April 6, 2017 marks the 100th anniversary of the U.S. entry into World War I. As the largest repository of American World War I records, the National Archives holds a wealth of content and information documenting the U.S. experience in this conflict, including photographs, documents, audiovisual recordings, educational resources, articles, blog posts, lectures, and exhibits.
In commemoration of this event, we’ve launched a World War I research portal with the goal of creating a central space for all National Archives resources and content related to World War I for use by researchers, students and educators, and those curious about the War.
Here you will find World War I records organized by subject and topic area, including newly digitized photographs and films, references, subject guides and finding aids. Throughout the portal you can find links to more information such as articles, blog posts, genealogy resources and online exhibits from the National Archives and Presidential Libraries.
Learn more about the news, events, and exhibits happening at the National Archives related to World War I, and browse our interactive timeline of World War I events.
Educators can find World War I documents and lesson plans using our DocsTeach tool, and we invite you to engage with our extensive collection of World War I moving and still images using our Remembering WWI app.
The app allows people nationwide to contribute their own stories and play a part in the centennial commemoration of the First World War. Building on an amazing moving image and photographic archive being digitized and preserved as part of a larger Wartime Films Project, the app features thousands of rarely seen public domain images and films to encourage discovery and creative reuse.

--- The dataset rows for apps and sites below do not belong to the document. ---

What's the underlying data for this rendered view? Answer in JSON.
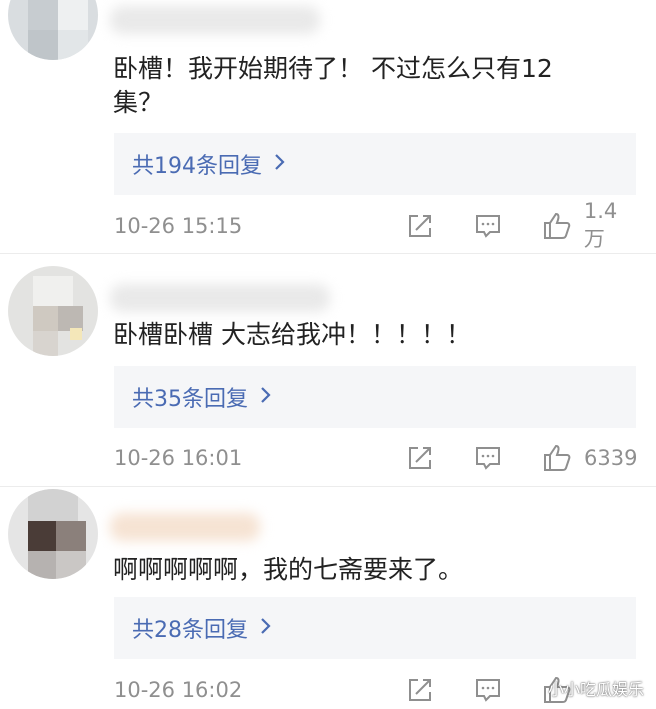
{
  "comments": [
    {
      "text": "卧槽！我开始期待了！ 不过怎么只有12集？",
      "text_line1": "卧槽！我开始期待了！ 不过怎么只有12",
      "text_line2": "集？",
      "replies_label": "共194条回复",
      "time": "10-26 15:15",
      "likes": "1.4万"
    },
    {
      "text": "卧槽卧槽 大志给我冲！！！！！",
      "replies_label": "共35条回复",
      "time": "10-26 16:01",
      "likes": "6339"
    },
    {
      "text": "啊啊啊啊啊，我的七斋要来了。",
      "replies_label": "共28条回复",
      "time": "10-26 16:02",
      "likes": ""
    }
  ],
  "watermark": "小小吃瓜娱乐",
  "icons": {
    "share": "share-icon",
    "comment": "comment-icon",
    "like": "thumbs-up-icon",
    "chevron": "chevron-right-icon"
  },
  "colors": {
    "reply_link": "#4a6bb3",
    "meta_text": "#8f8f8f",
    "reply_bg": "#f5f6f8"
  }
}
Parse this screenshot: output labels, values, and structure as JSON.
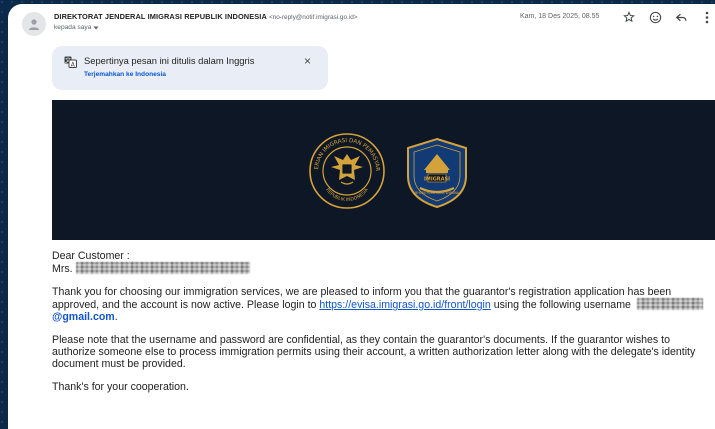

The National Archives is leading this national collaborative effort with participation from the Library of Congress and National Museum of American History, Smithsonian Institution, the WWI Centennial Commission, the American Association for State and Local History, and the National WWI Museum and Memorial. This mobile app project was made possible through a generous gift from an anonymous donor.

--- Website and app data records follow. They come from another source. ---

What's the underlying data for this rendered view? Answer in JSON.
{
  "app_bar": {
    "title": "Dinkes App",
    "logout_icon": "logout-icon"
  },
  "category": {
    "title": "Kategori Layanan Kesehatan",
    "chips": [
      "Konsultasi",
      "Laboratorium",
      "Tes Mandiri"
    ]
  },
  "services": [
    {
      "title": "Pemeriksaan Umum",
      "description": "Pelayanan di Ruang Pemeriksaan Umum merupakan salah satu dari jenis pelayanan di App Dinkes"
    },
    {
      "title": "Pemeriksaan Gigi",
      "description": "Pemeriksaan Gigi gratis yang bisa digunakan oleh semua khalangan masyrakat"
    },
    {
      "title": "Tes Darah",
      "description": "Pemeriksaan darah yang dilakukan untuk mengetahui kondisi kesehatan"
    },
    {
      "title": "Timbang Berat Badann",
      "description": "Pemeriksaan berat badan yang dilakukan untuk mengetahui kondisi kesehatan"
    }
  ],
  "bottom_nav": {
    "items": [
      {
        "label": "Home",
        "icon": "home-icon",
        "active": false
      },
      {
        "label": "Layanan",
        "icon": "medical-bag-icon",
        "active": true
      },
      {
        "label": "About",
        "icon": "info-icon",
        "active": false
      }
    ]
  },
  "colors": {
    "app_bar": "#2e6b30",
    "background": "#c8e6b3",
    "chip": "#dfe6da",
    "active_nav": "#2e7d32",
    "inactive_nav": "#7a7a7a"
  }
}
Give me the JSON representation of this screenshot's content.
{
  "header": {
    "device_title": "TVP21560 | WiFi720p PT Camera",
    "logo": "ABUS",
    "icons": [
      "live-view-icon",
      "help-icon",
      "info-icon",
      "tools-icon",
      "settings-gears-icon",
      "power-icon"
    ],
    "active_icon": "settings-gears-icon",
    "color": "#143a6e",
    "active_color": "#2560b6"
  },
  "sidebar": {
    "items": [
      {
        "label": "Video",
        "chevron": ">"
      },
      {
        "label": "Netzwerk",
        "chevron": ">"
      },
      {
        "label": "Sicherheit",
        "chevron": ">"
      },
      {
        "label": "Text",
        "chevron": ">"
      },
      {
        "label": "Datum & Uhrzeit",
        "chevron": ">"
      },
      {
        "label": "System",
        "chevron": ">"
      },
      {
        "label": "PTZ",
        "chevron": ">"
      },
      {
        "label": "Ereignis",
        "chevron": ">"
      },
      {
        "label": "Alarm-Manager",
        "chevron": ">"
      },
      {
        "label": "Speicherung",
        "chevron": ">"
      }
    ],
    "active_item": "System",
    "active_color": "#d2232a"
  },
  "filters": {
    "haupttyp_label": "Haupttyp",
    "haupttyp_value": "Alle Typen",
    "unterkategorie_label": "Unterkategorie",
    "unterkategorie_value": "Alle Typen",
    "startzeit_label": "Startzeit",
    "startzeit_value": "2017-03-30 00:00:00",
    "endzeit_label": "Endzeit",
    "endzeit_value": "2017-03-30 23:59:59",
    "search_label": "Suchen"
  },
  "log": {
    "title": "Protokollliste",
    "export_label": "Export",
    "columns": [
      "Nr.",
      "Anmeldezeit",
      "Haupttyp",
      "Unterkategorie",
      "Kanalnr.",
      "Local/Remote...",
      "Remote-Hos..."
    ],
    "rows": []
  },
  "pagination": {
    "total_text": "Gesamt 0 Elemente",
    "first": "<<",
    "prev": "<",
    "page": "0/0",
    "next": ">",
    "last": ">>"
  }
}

Would you like to help make records more discoverable? We’ve created special tagging and transcription missions and challenges using World War I content for our citizen archivists.
While many resources are available online for research, there are many more records to discover in National Archives research rooms across the country. We will be updating our research portal as new resources become available online. You can also consult our Catalog to browse more records, and contact the Reference Unit listed in each description for more information.
From April 4 through May 3, 2017, the National Archives is commemorating the 100th anniversary of America’s entry into World War I with a featured document display in the East Rotunda Gallery of the National Archives Building. Learn more about the U.S. entry into World War I on our Prologue blog.